Newly released video showing Sandra Bland’s interaction with a Texas State Trooper comes as no surprise to #Blacklivesmatter believers who know perfectly well a stop for improper lane changing never logically leads to suicide by hanging.

The dash camera video released by the Texas Dept. of Public Safety shows what many thought all along: Bland, 28, spoke up for herself July 10 when she was locked up in Waller County Jail, and her arresting officer, Brian Encinia, chose to escalate instead of walking away after she accepted the traffic ticket.

Let’s call Bland’s cause of death what it really is: Being uppity.

Any Black woman who has ever spoken up for herself and stood in the power of her own agency and moral authority knows what this feels like.

The video shows Bland pulled over and honestly perturbed at being curbed for a minor infraction in which no one was hurt and ostensibly done to get out of the way of a vehicle she says was closely tailing her. Of course, being irritated is an authentic human emotion, and coming from a white male would likely be tolerated. But our culture assesses what Northwestern University researchers Robert Livingston and Ashleigh Rosette have called an “agency penalty,” commonly applied on the basis of race and gender.

Historically, African-Americans who deign to assert themselves in public spaces have been called or perceived to be “uppity,” thinking they have a right to due process, consideration and the reciprocation of basic manners. That’s the vein Rosa Parks opened when she refused to move, why hatemongers go for the jugular when fathoming the fact President Obama has been in office a full eight years and why Donald Trump has apparently has lost his ever-loving mind. Judging from Trooper Encinia’s response to Bland’s irritation, he seems to have felt the need to cure her of her uppity attitude.

Why did the trooper ask Bland to put out the cigarette she was smoking as he handed off the ticket? The video shows Bland refusing to put it out because, as she stated, she was in her car. Ignoring Encinia’s order to shelve her agency appears to have set him off. In an overblown tit-for-tat, he pulled her out, roughed her up, locked her up — and now she’s dead.

Certainly, Bland could have been quieter or more conciliatory when asked what was on her mind — but since when is feeling a crime? Oh, when it’s a Black person because dominant culture doesn’t think we have feelings, something called the racial empathy gap. Acting inauthentically compliant would be something akin to the “emotional labor” Black women engage in when trying to fit in, according to workplace research by Marlese Durr and Adia Wingfield at Georgia State University.

Of course, Encinia could have stood down, modeling behavior befitting an authority figure, especially one with a gun. Instead, he can be heard on the radio after the arrest saying: “She wouldn’t even look at me. She was looking straight ahead, mad. You know.”

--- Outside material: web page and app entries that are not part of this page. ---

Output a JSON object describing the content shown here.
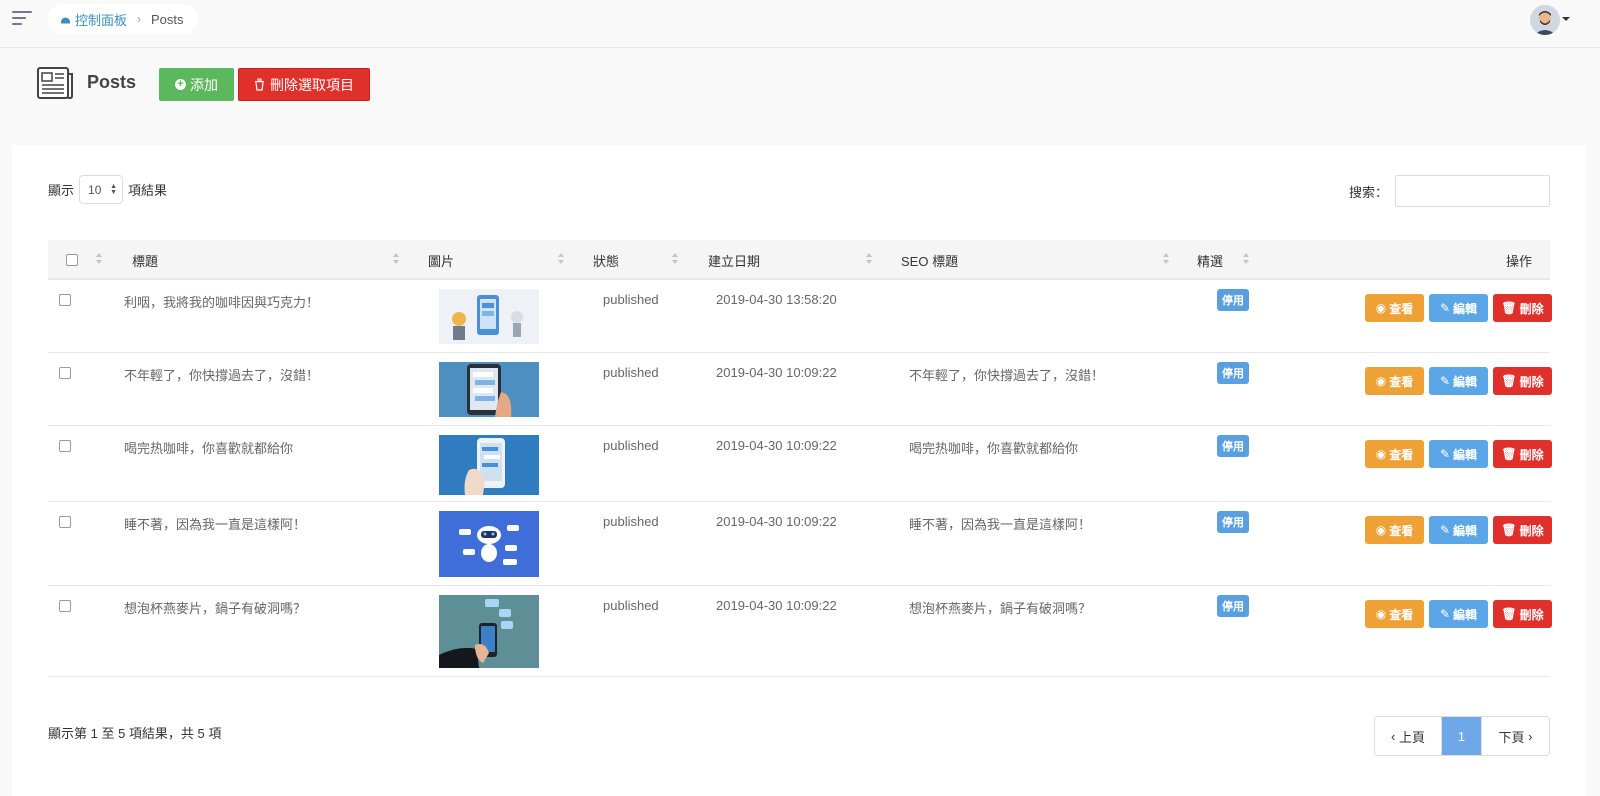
{
  "topbar": {
    "breadcrumb_home": "控制面板",
    "breadcrumb_current": "Posts"
  },
  "header": {
    "title": "Posts",
    "add_label": "添加",
    "delete_selected_label": "刪除選取項目"
  },
  "table_controls": {
    "show_label": "顯示",
    "page_length": "10",
    "results_label": "項結果",
    "search_label": "搜索："
  },
  "columns": {
    "title": "標題",
    "image": "圖片",
    "status": "狀態",
    "created": "建立日期",
    "seo": "SEO 標題",
    "featured": "精選",
    "actions": "操作"
  },
  "rows": [
    {
      "title": "利咽，我將我的咖啡因與巧克力！",
      "status": "published",
      "created": "2019-04-30 13:58:20",
      "seo": "",
      "featured": "停用",
      "image": "robot-phone-illustration"
    },
    {
      "title": "不年輕了，你快撐過去了，沒錯！",
      "status": "published",
      "created": "2019-04-30 10:09:22",
      "seo": "不年輕了，你快撐過去了，沒錯！",
      "featured": "停用",
      "image": "phone-chat-photo"
    },
    {
      "title": "喝完热咖啡，你喜歡就都給你",
      "status": "published",
      "created": "2019-04-30 10:09:22",
      "seo": "喝完热咖啡，你喜歡就都給你",
      "featured": "停用",
      "image": "hand-phone-blue"
    },
    {
      "title": "睡不著，因為我一直是這樣阿！",
      "status": "published",
      "created": "2019-04-30 10:09:22",
      "seo": "睡不著，因為我一直是這樣阿！",
      "featured": "停用",
      "image": "chatbot-robot"
    },
    {
      "title": "想泡杯燕麥片，鍋子有破洞嗎？",
      "status": "published",
      "created": "2019-04-30 10:09:22",
      "seo": "想泡杯燕麥片，鍋子有破洞嗎？",
      "featured": "停用",
      "image": "hand-phone-chat"
    }
  ],
  "actions": {
    "view": "查看",
    "edit": "編輯",
    "delete": "刪除"
  },
  "footer": {
    "info": "顯示第 1 至 5 項結果，共 5 項",
    "prev": "上頁",
    "current_page": "1",
    "next": "下頁"
  },
  "colors": {
    "add": "#5cb85c",
    "delete": "#e0302b",
    "view": "#eea236",
    "edit": "#5ba6e6",
    "badge": "#5a9fe0"
  }
}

Expending emotional labor at a time when African-Americans are fighting both structural and overt forms of racism, coming up last in the race to jobs and having the highest rate of children in poverty, while just trying to get ahead, be happy, have fulfilling relationships and be productive like everybody else is just — tiring. Failure to respect our humanity, even the irritable sides of it, exposes how the racial empathy gap is killing us.

Deborah Douglas is a Chicago-based writer who teaches journalism at Northwestern University.


What does uppity look like?

The idea that Sandra Bland died because she spoke up resonates with several Chicago-area women who could easily recall a time when standing in their excellence and power to work, play, invent, study or simply express themselves were called into question by dominant cultural forces. What’s normal? What’s uppity? Does it even matter?